Beyond the _____ Monastery, I could see a rainbow, as if the walls of the hotel, the flags, and the meandering people ignoring the rainbow were blocking it all.
Ahhh, so this is how bad trips start, a wider voice inside me said. Time to get back to the hotel.
I did make it back and weaved my way to my bed. I slept fitfully, as the mescaline still hadn’t worn off, 12 hours later. Each time I woke up, I’d see the ceiling seemingly breathing. It wasn’t scary, just weird and vaguely entertaining/unsettling.
After a few hours I felt the need to talk to someone and put an amusing if rather regretful message on Facebook. Unfortunately, people seemed more weirded out than anything, so I deleted it and decided to call my brother. I confessed I was “under the influence” but just wanted to talk and we had a great catching up session.
The next day, I was wrecked by my sleep schedule being thrown off and the lack of solid food. I’m also more than a little annoyed that my trip sitter/shaman actually let me leave. 6 hours later my pupils were still dilated and I was under the effect. He knew he gave me an additional half-dose, too. I really should not have been left to wander Cusco like that. But I guess I’m yet another hippie tourist.
Would I do it all again? Maybe?..I honestly don’t really feel much of a recreational pull towards psychedelics. I really want to just learn more about myself and how to live well. What sticks out to me during my San Pedro experience was that moment of intense beauty overlooking the valley. But the melding into the mountain and other bits I can easily dismiss as interesting but not especially relevant or useful.

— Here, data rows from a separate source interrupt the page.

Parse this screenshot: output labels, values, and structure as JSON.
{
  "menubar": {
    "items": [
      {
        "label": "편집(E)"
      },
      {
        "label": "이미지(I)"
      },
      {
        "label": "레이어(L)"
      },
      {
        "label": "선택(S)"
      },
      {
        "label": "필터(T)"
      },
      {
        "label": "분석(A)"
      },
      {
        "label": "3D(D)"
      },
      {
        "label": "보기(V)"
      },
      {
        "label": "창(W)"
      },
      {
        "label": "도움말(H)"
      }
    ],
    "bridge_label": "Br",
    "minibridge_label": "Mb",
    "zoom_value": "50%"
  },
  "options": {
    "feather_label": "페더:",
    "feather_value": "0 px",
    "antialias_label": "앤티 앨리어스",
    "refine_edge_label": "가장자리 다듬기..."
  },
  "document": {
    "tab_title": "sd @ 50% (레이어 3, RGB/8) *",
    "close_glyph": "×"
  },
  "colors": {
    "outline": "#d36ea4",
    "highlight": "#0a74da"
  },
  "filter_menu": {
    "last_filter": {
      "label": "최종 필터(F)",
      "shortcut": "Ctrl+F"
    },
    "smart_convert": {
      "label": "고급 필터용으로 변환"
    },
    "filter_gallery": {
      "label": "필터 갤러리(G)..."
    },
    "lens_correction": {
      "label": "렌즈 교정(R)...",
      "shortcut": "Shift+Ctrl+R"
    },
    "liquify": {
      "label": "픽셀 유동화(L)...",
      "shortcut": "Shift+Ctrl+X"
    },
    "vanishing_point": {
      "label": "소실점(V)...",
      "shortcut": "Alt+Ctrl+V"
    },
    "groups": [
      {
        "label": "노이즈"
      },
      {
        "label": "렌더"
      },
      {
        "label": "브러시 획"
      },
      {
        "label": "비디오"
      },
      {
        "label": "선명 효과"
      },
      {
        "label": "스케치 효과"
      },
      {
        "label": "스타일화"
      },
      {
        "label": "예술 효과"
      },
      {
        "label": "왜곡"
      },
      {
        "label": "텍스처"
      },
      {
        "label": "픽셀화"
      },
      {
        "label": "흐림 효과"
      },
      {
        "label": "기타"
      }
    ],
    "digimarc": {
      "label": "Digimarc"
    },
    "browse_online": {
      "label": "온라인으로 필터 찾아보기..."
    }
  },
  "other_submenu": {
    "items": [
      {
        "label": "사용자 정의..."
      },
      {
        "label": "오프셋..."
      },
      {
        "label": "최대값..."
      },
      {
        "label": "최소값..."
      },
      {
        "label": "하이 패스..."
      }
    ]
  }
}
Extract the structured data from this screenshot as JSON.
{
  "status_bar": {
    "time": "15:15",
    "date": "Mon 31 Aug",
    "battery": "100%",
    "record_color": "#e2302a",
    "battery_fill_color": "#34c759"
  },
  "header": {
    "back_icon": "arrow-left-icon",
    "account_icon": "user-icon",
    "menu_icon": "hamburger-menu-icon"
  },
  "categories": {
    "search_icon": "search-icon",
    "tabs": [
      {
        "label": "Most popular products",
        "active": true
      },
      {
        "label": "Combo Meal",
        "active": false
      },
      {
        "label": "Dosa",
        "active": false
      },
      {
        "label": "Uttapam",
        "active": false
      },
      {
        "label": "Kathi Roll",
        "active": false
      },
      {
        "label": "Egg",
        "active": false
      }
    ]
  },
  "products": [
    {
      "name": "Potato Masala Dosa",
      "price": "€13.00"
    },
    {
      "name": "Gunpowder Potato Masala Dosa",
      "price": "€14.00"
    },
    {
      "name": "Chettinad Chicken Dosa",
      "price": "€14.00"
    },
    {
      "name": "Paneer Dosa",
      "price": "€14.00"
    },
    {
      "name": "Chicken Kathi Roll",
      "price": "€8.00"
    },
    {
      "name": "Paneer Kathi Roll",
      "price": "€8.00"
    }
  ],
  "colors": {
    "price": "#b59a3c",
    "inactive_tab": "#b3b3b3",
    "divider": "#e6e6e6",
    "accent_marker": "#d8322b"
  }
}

While it was absolutely divine and I came out with a sense of “recognizing beauty is part of what makes Life worth living,” I don’t feel an intense urge to do it again. Which, from what I read, is common to psychedelic experiences.
I still have the powder I bought at the market but I really don’t care to be that nauseous and alone for the experience.
Then again, maybe just a little? I dunno.